Wearing green on Saturday in Thailand is often seen as unlucky. Why didn’t I remember that? I was always good at wearing yellow on Mondays.
We scanned the crowded street and found a wide open area where most of the people were already lined up on the shaded side of the race route. We were well prepared, so we opted for the less crowded sunny side. As I settled into the curb area, Kevin grabbed two cold “Leo” beers. A local cheap, almost impossible beer to drink but ideal when the temperature is approximately 100 degrees and the humidity is high. I noticed that we were the only non-Thai or non-Chinese people on the street.
Beer runs -Tropics – Temples – is this a good idea?
The race was slow in starting, so this required another beer run. All in all, that was not a bad idea. Leaving me on the curb with a small plastic bag full of empty cans might have been just too much. When Kevin returned, he wondered why this Thai man had decided to take up a spot on my right shoulder when the area around us was still almost empty. I wondered also and drank my beer.
Then, the people across the street started to get excited, one of them had a phone that informed him that the race had begun. Kevin and I moved to our left about two steps to get a good clear view of the soon to be torch sprinter. The Thai gentleman stepped with us. Strange. The racer was moving closer, flashing police cars were coming ahead of the parade. The sponsor’s floats were soon in front of us. I moved back this time to get a photo of the float.
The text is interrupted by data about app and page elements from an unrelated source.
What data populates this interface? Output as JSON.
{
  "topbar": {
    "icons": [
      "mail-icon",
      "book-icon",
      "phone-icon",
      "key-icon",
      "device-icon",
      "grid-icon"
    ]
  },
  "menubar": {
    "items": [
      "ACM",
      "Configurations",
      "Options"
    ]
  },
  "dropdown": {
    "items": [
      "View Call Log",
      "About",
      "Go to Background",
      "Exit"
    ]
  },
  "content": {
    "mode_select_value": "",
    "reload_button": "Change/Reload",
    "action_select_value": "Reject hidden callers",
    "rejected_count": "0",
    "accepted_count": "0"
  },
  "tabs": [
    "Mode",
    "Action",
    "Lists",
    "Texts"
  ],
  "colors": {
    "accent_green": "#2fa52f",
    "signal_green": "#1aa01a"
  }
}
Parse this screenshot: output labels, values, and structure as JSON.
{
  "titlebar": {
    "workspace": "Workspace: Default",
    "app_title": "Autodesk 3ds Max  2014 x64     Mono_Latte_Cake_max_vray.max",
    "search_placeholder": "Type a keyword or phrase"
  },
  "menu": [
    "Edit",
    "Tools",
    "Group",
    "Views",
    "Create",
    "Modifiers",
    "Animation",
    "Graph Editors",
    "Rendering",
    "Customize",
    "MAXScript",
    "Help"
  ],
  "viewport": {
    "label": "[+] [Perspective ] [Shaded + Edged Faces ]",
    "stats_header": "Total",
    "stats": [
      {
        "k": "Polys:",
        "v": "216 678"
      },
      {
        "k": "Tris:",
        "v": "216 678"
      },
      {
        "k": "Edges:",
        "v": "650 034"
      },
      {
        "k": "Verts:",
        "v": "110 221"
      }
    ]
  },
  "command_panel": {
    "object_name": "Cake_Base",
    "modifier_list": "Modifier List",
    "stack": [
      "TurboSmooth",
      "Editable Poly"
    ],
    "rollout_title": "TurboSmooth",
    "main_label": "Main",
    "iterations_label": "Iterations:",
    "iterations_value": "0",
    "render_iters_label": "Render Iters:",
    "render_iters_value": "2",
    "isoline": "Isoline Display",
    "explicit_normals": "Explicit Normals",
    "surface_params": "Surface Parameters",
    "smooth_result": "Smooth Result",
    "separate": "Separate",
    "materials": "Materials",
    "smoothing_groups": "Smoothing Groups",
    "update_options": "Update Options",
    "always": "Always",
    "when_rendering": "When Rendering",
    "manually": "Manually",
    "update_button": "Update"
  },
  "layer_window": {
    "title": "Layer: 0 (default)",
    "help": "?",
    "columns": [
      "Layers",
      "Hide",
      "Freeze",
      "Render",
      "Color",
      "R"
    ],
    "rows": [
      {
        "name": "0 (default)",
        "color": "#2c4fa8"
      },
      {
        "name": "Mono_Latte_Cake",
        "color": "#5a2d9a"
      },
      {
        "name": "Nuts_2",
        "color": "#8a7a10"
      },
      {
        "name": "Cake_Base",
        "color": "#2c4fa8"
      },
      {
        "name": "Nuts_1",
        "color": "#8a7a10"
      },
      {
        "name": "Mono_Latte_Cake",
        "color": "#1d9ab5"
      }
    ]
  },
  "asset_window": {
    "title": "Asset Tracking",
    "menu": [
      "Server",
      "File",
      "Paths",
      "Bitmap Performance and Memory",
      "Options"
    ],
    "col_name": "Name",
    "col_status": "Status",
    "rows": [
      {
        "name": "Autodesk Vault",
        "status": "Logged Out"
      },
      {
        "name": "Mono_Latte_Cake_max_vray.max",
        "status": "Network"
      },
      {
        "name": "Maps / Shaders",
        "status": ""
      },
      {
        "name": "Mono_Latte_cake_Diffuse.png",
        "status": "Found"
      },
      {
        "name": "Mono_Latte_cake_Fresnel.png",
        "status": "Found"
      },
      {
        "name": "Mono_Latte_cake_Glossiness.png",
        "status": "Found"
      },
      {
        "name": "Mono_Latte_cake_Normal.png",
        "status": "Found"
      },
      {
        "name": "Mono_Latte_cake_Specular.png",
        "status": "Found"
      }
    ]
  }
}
Strange, the man moved back with me two steps. No matter where I tried to get a clear and clean picture, I had this man’s arm or head in my camera shot.
So instead of trying to “Not get him”. I focused my camera more on the view of him, forgetting the floats in front of me. As I slowly click away on my digital camera, I finally focused on his cell phone and the small red words on it. I zoomed in and slowly the words came into focus . . . p.o.l.i.c.e. Yes, finally for the first time in my life (to my knowledge) I was pegged as a “concern”. I had my own police guard.
Kevin was still unsure why this man was keen always to be between my camera and the race causing me not to see the race. Kevin was starting to get annoyed. It must have looked to him like this nice Thai man was almost engaging in a silent dance with me, two step left, one step back, one step left, two steps right. But it was not the time to ask any questions; the racer was almost directly in front of us.
The crowd went wild. I got my camera up and ready to shoot. But a flag was in the way, a security runner was in the way, the Thai man on the street was in the way. But I saw the man dressed in white running clothes with the torch. He was just a few steps away, jogging, I would say not running. I tried one last time to get a photo to share with you all but once again; I got a nice shot of this Thai gentleman in the crowd. Yes, another photo of my own Undercover Thai Cop.
Highlighting the plight of refugees in 2016
This year one of the runners will be a Syrian refugee, who will carry the torch through the Eleonas refugee camp in central Athens — part of a conscious effort by the International Olympics Committee to highlight the plight of refugees around the world. For the first time in history, a team of five-12 refugee athletes from multiple countries will be competing in this year’s Games. They will march behind the Olympic flag at the opening ceremony in Rio.